John Hutnyk is the Academic Director and Convenor of the PhD Programme in Cultural Studies at Goldsmiths College (University of London). He has conducted extensive research in such areas as urban studies and tourism, music and politics, cultural theory and Marxism. His work has often intersected the fields of anthropology, philosophy and cultural studies. His long list of publications includes The Rumour of Calcutta: Tourism, Charity and the Poverty of Representation (1996); Critique of Exotica: Music Politics and the Culture Industry (2000); Bad Marxism: Cultural Studies and Capitalism (2004).
His current research interests include revolutionary movements, especially South Asia; global knowledge production and the history of ideas, trinkets, archives and collections; architectural style and urbanization; trade routes, ports and the administration of commercial(ized) lives with multiple ‘locations’ (co-constitution and triangulation of sites); history of work and technology, especially with regard to mode of production debates; illicit trade and ‘piracy’ as catalyst for neo-liberal incursion; the politics of prisons and confinement.
He has several book projects in the making, including Pantomime Terror; Beyond Borders, Trinketization; Communists Must Write.
For some downloadable texts, see http://hutnyk.wordpress.com/texts/
He has published widely in cultural studies, including nine books. He is currently working on a tenth book, From Popular Culture to Everyday Life (Routledge). His work has been translated into Chinese, German, Indonesian, Japanese, Korean, Persian, Polish, Portuguese (Brazil and Portugal), Russian, Slovenian, Spanish, Swedish, Turkish and Ukrainian.

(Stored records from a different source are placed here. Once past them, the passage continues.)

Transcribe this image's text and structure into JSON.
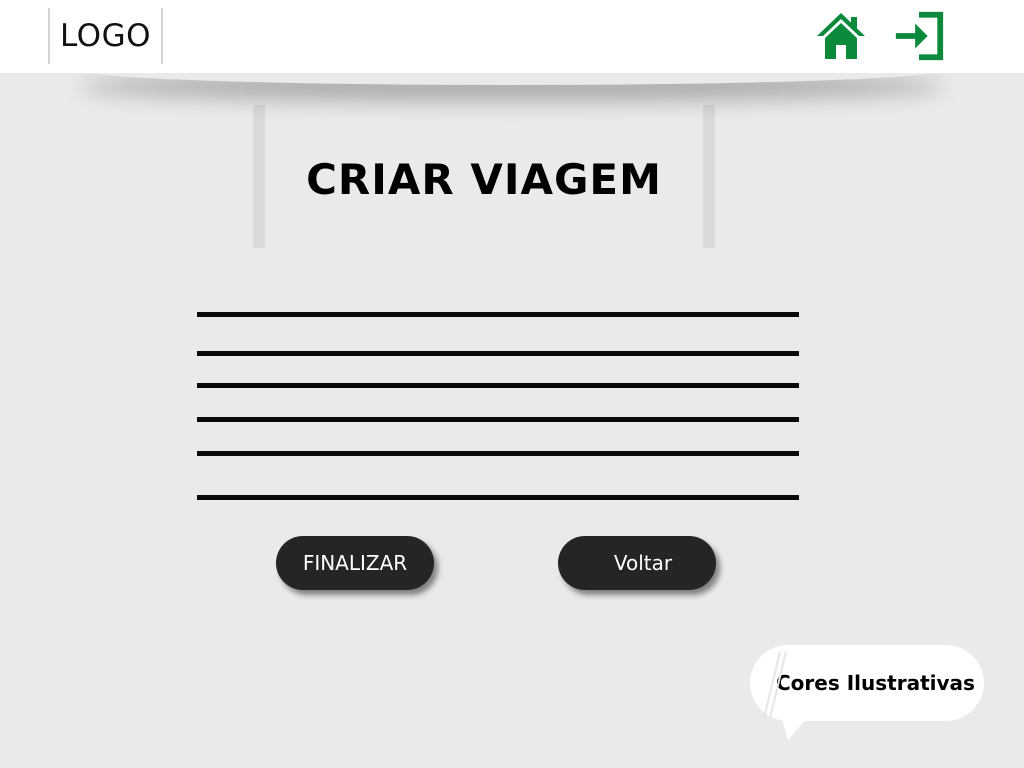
{
  "header": {
    "logo_text": "LOGO",
    "home_icon": "home-icon",
    "logout_icon": "sign-in-icon",
    "icon_color": "#0a8a3a"
  },
  "main": {
    "title": "CRIAR VIAGEM",
    "form_line_count": 6
  },
  "actions": {
    "finalizar_label": "FINALIZAR",
    "voltar_label": "Voltar"
  },
  "note": {
    "text": "Cores Ilustrativas"
  },
  "colors": {
    "background": "#e9eaec",
    "header": "#ffffff",
    "button": "#252527",
    "accent": "#0a8a3a"
  }
}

He is also on the editorial/advisory boards of journals in Australia, Canada, China, Germany, Spain and the UK, and has been a Visiting Professor at the University of Vienna, the University of Henan and the University of Wuhan.
LUÍSA LEAL DE FARIA
She holds a PhD in English Culture and over the past decades she has taught and published in the areas of literary and cultural studies, as well as English, American and European studies.
She is a member of several scientific associations, namely the Carlyle Society, the Portuguese Association of Anglo-American Studies, the European Society for the Study of English, the European Association for American Studies and the Scientific Society of the Catholic University of Portugal.
Her list of publications includes the books Sociedade e Cultura Inglesas (1996) and Universidade e Cultura (2003), and several essays on higher education and the historical and social role of university.
JORGE MARTINS ROSA
Jorge Martins Rosa is an Assistant Professor in the Communication Sciences Department at the Human and Social Sciences College of Universidade Nova de Lisboa, Portugal. His PhD in Communication Sciences sought to establish the connections between Philip K. Dick’s work and the discursive rhetoric of contemporary cyberculture.
He teaches several courses, including the post-graduate seminars «Fictional Modes», «Cyberculture», and «Pop Culture». His teaching and research interests lie in the intersection between and science, culture, fiction, and technology, a territory he attempted to map as the head researcher of a funded project called «Fiction and the Roots of Cyberculture».